**Your instructions**
Identify each line in the records below that contains the word "ffffff", and copy it.

***** Extracted information *****

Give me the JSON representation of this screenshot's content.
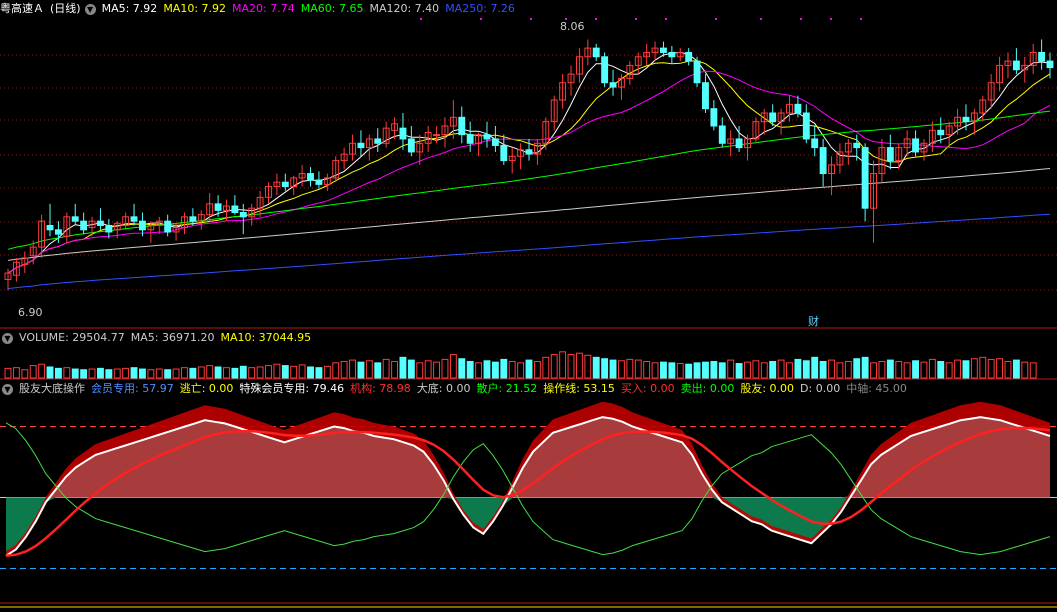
{
  "header": {
    "title": "粤高速Ａ",
    "period": "(日线)",
    "ma": [
      {
        "label": "MA5: 7.92",
        "color": "#ffffff"
      },
      {
        "label": "MA10: 7.92",
        "color": "#ffff00"
      },
      {
        "label": "MA20: 7.74",
        "color": "#ff00ff"
      },
      {
        "label": "MA60: 7.65",
        "color": "#00ff00"
      },
      {
        "label": "MA120: 7.40",
        "color": "#cccccc"
      },
      {
        "label": "MA250: 7.26",
        "color": "#3050ff"
      }
    ]
  },
  "price_labels": {
    "high": "8.06",
    "low": "6.90",
    "event": "财"
  },
  "volume_header": [
    {
      "label": "VOLUME: 29504.77",
      "color": "#cccccc"
    },
    {
      "label": "MA5: 36971.20",
      "color": "#cccccc"
    },
    {
      "label": "MA10: 37044.95",
      "color": "#ffff00"
    }
  ],
  "indicator_header": [
    {
      "label": "股友大底操作",
      "color": "#cccccc"
    },
    {
      "label": "会员专用: 57.97",
      "color": "#5090ff"
    },
    {
      "label": "逃亡: 0.00",
      "color": "#ffff00"
    },
    {
      "label": "特殊会员专用: 79.46",
      "color": "#ffffff"
    },
    {
      "label": "机构: 78.98",
      "color": "#ff3030"
    },
    {
      "label": "大底: 0.00",
      "color": "#cccccc"
    },
    {
      "label": "散户: 21.52",
      "color": "#00ff00"
    },
    {
      "label": "操作线: 53.15",
      "color": "#ffff00"
    },
    {
      "label": "买入: 0.00",
      "color": "#ff3030"
    },
    {
      "label": "卖出: 0.00",
      "color": "#00ff00"
    },
    {
      "label": "股友: 0.00",
      "color": "#ffff00"
    },
    {
      "label": "D: 0.00",
      "color": "#cccccc"
    },
    {
      "label": "中轴: 45.00",
      "color": "#888888"
    }
  ],
  "colors": {
    "up": "#ff3c3c",
    "down": "#54ffff",
    "ma5": "#ffffff",
    "ma10": "#ffff00",
    "ma20": "#ff00ff",
    "ma60": "#00ff00",
    "ma120": "#cccccc",
    "ma250": "#3050ff",
    "grid": "#8b1a1a"
  },
  "chart_data": {
    "type": "candlestick",
    "ylim": [
      6.8,
      8.15
    ],
    "ohlc": [
      [
        6.95,
        7.0,
        6.9,
        6.98
      ],
      [
        6.97,
        7.05,
        6.94,
        7.03
      ],
      [
        7.02,
        7.08,
        6.98,
        7.05
      ],
      [
        7.06,
        7.13,
        7.02,
        7.1
      ],
      [
        7.1,
        7.25,
        7.05,
        7.22
      ],
      [
        7.2,
        7.3,
        7.15,
        7.18
      ],
      [
        7.18,
        7.22,
        7.12,
        7.16
      ],
      [
        7.15,
        7.26,
        7.12,
        7.24
      ],
      [
        7.24,
        7.3,
        7.2,
        7.22
      ],
      [
        7.22,
        7.26,
        7.16,
        7.18
      ],
      [
        7.19,
        7.24,
        7.15,
        7.22
      ],
      [
        7.22,
        7.28,
        7.18,
        7.2
      ],
      [
        7.2,
        7.23,
        7.14,
        7.17
      ],
      [
        7.18,
        7.22,
        7.14,
        7.21
      ],
      [
        7.2,
        7.26,
        7.18,
        7.24
      ],
      [
        7.24,
        7.3,
        7.2,
        7.22
      ],
      [
        7.22,
        7.26,
        7.15,
        7.18
      ],
      [
        7.18,
        7.22,
        7.12,
        7.2
      ],
      [
        7.2,
        7.24,
        7.16,
        7.22
      ],
      [
        7.22,
        7.25,
        7.15,
        7.17
      ],
      [
        7.17,
        7.21,
        7.13,
        7.19
      ],
      [
        7.19,
        7.26,
        7.16,
        7.24
      ],
      [
        7.24,
        7.28,
        7.2,
        7.22
      ],
      [
        7.22,
        7.27,
        7.18,
        7.25
      ],
      [
        7.25,
        7.35,
        7.22,
        7.3
      ],
      [
        7.3,
        7.34,
        7.24,
        7.27
      ],
      [
        7.27,
        7.32,
        7.22,
        7.29
      ],
      [
        7.29,
        7.34,
        7.25,
        7.26
      ],
      [
        7.26,
        7.3,
        7.16,
        7.24
      ],
      [
        7.24,
        7.3,
        7.2,
        7.28
      ],
      [
        7.28,
        7.36,
        7.24,
        7.33
      ],
      [
        7.33,
        7.4,
        7.3,
        7.38
      ],
      [
        7.38,
        7.44,
        7.34,
        7.4
      ],
      [
        7.4,
        7.44,
        7.36,
        7.38
      ],
      [
        7.38,
        7.43,
        7.34,
        7.42
      ],
      [
        7.42,
        7.48,
        7.38,
        7.44
      ],
      [
        7.44,
        7.47,
        7.38,
        7.41
      ],
      [
        7.41,
        7.45,
        7.37,
        7.39
      ],
      [
        7.39,
        7.44,
        7.36,
        7.42
      ],
      [
        7.42,
        7.52,
        7.4,
        7.5
      ],
      [
        7.5,
        7.56,
        7.46,
        7.53
      ],
      [
        7.53,
        7.62,
        7.5,
        7.58
      ],
      [
        7.58,
        7.64,
        7.52,
        7.56
      ],
      [
        7.56,
        7.62,
        7.5,
        7.6
      ],
      [
        7.6,
        7.65,
        7.54,
        7.58
      ],
      [
        7.58,
        7.68,
        7.56,
        7.65
      ],
      [
        7.64,
        7.7,
        7.6,
        7.67
      ],
      [
        7.65,
        7.72,
        7.55,
        7.6
      ],
      [
        7.6,
        7.66,
        7.52,
        7.54
      ],
      [
        7.54,
        7.62,
        7.48,
        7.58
      ],
      [
        7.58,
        7.66,
        7.54,
        7.63
      ],
      [
        7.62,
        7.66,
        7.58,
        7.62
      ],
      [
        7.62,
        7.7,
        7.56,
        7.66
      ],
      [
        7.66,
        7.78,
        7.6,
        7.7
      ],
      [
        7.7,
        7.75,
        7.58,
        7.62
      ],
      [
        7.62,
        7.68,
        7.54,
        7.58
      ],
      [
        7.58,
        7.63,
        7.52,
        7.62
      ],
      [
        7.62,
        7.68,
        7.56,
        7.6
      ],
      [
        7.6,
        7.66,
        7.54,
        7.57
      ],
      [
        7.57,
        7.62,
        7.48,
        7.5
      ],
      [
        7.5,
        7.56,
        7.44,
        7.52
      ],
      [
        7.52,
        7.58,
        7.46,
        7.55
      ],
      [
        7.55,
        7.6,
        7.5,
        7.53
      ],
      [
        7.53,
        7.6,
        7.48,
        7.58
      ],
      [
        7.58,
        7.7,
        7.55,
        7.68
      ],
      [
        7.68,
        7.8,
        7.64,
        7.78
      ],
      [
        7.78,
        7.9,
        7.74,
        7.86
      ],
      [
        7.86,
        7.94,
        7.8,
        7.9
      ],
      [
        7.9,
        8.02,
        7.86,
        7.98
      ],
      [
        7.98,
        8.06,
        7.94,
        8.02
      ],
      [
        8.02,
        8.04,
        7.96,
        7.98
      ],
      [
        7.98,
        8.0,
        7.84,
        7.86
      ],
      [
        7.86,
        7.92,
        7.8,
        7.84
      ],
      [
        7.84,
        7.9,
        7.78,
        7.88
      ],
      [
        7.88,
        7.96,
        7.85,
        7.94
      ],
      [
        7.94,
        8.0,
        7.9,
        7.98
      ],
      [
        7.98,
        8.04,
        7.94,
        8.0
      ],
      [
        8.0,
        8.05,
        7.96,
        8.02
      ],
      [
        8.02,
        8.05,
        7.98,
        8.0
      ],
      [
        8.0,
        8.03,
        7.95,
        7.98
      ],
      [
        7.98,
        8.02,
        7.96,
        8.0
      ],
      [
        8.0,
        8.02,
        7.94,
        7.96
      ],
      [
        7.96,
        7.98,
        7.84,
        7.86
      ],
      [
        7.86,
        7.9,
        7.72,
        7.74
      ],
      [
        7.74,
        7.78,
        7.64,
        7.66
      ],
      [
        7.66,
        7.7,
        7.56,
        7.58
      ],
      [
        7.58,
        7.64,
        7.52,
        7.6
      ],
      [
        7.6,
        7.66,
        7.54,
        7.56
      ],
      [
        7.56,
        7.62,
        7.5,
        7.6
      ],
      [
        7.6,
        7.7,
        7.58,
        7.68
      ],
      [
        7.68,
        7.74,
        7.62,
        7.72
      ],
      [
        7.72,
        7.76,
        7.66,
        7.68
      ],
      [
        7.68,
        7.74,
        7.62,
        7.72
      ],
      [
        7.72,
        7.8,
        7.68,
        7.76
      ],
      [
        7.76,
        7.8,
        7.7,
        7.72
      ],
      [
        7.72,
        7.76,
        7.58,
        7.6
      ],
      [
        7.6,
        7.66,
        7.52,
        7.56
      ],
      [
        7.56,
        7.6,
        7.38,
        7.44
      ],
      [
        7.44,
        7.52,
        7.34,
        7.48
      ],
      [
        7.48,
        7.58,
        7.44,
        7.54
      ],
      [
        7.54,
        7.6,
        7.48,
        7.58
      ],
      [
        7.58,
        7.62,
        7.5,
        7.56
      ],
      [
        7.56,
        7.58,
        7.22,
        7.28
      ],
      [
        7.28,
        7.5,
        7.12,
        7.44
      ],
      [
        7.44,
        7.6,
        7.4,
        7.56
      ],
      [
        7.56,
        7.62,
        7.46,
        7.5
      ],
      [
        7.5,
        7.58,
        7.46,
        7.56
      ],
      [
        7.56,
        7.64,
        7.52,
        7.6
      ],
      [
        7.6,
        7.64,
        7.52,
        7.54
      ],
      [
        7.54,
        7.6,
        7.5,
        7.58
      ],
      [
        7.58,
        7.68,
        7.54,
        7.64
      ],
      [
        7.64,
        7.7,
        7.58,
        7.62
      ],
      [
        7.62,
        7.68,
        7.56,
        7.66
      ],
      [
        7.66,
        7.74,
        7.62,
        7.7
      ],
      [
        7.7,
        7.76,
        7.64,
        7.68
      ],
      [
        7.68,
        7.74,
        7.62,
        7.72
      ],
      [
        7.72,
        7.8,
        7.68,
        7.78
      ],
      [
        7.78,
        7.9,
        7.74,
        7.86
      ],
      [
        7.86,
        7.98,
        7.82,
        7.94
      ],
      [
        7.94,
        8.0,
        7.88,
        7.96
      ],
      [
        7.96,
        8.02,
        7.9,
        7.92
      ],
      [
        7.92,
        7.98,
        7.86,
        7.94
      ],
      [
        7.94,
        8.04,
        7.9,
        8.0
      ],
      [
        8.0,
        8.06,
        7.92,
        7.96
      ],
      [
        7.96,
        8.0,
        7.88,
        7.93
      ]
    ],
    "volume": [
      14,
      15,
      12,
      18,
      20,
      16,
      14,
      15,
      13,
      12,
      13,
      14,
      12,
      13,
      14,
      15,
      13,
      12,
      13,
      12,
      13,
      15,
      14,
      16,
      18,
      16,
      15,
      14,
      17,
      15,
      16,
      18,
      20,
      18,
      17,
      19,
      16,
      15,
      17,
      22,
      24,
      26,
      23,
      25,
      22,
      27,
      24,
      30,
      26,
      22,
      25,
      23,
      27,
      34,
      28,
      24,
      22,
      25,
      23,
      27,
      24,
      22,
      26,
      24,
      30,
      34,
      38,
      34,
      36,
      33,
      30,
      28,
      26,
      25,
      27,
      26,
      24,
      22,
      23,
      22,
      21,
      20,
      22,
      23,
      24,
      22,
      26,
      21,
      23,
      25,
      22,
      24,
      26,
      22,
      27,
      25,
      30,
      24,
      26,
      22,
      24,
      28,
      30,
      22,
      24,
      26,
      24,
      22,
      25,
      23,
      27,
      24,
      22,
      26,
      25,
      28,
      30,
      27,
      28,
      24,
      26,
      23,
      22
    ],
    "volume_max": 45,
    "indicator": {
      "ylim": [
        -20,
        110
      ],
      "midline": 45,
      "upper_line": 90,
      "lower_line": 0,
      "white_line": [
        8,
        12,
        20,
        30,
        42,
        50,
        58,
        64,
        68,
        72,
        74,
        76,
        78,
        80,
        82,
        84,
        86,
        88,
        90,
        92,
        94,
        93,
        92,
        90,
        88,
        86,
        84,
        82,
        80,
        82,
        84,
        86,
        88,
        90,
        89,
        87,
        86,
        84,
        83,
        82,
        80,
        78,
        74,
        66,
        56,
        44,
        34,
        26,
        22,
        30,
        40,
        52,
        64,
        74,
        80,
        86,
        88,
        90,
        92,
        94,
        96,
        95,
        93,
        90,
        88,
        86,
        84,
        82,
        80,
        72,
        60,
        50,
        42,
        38,
        34,
        30,
        28,
        24,
        22,
        20,
        18,
        16,
        22,
        28,
        36,
        46,
        56,
        66,
        72,
        76,
        80,
        84,
        86,
        88,
        90,
        92,
        94,
        95,
        96,
        95,
        94,
        92,
        90,
        88,
        86,
        84
      ]
    }
  }
}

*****

**Solution for this exercise**
        "color": "#ffffff"
      "color": "#ffffff"
    "ma5": "#ffffff",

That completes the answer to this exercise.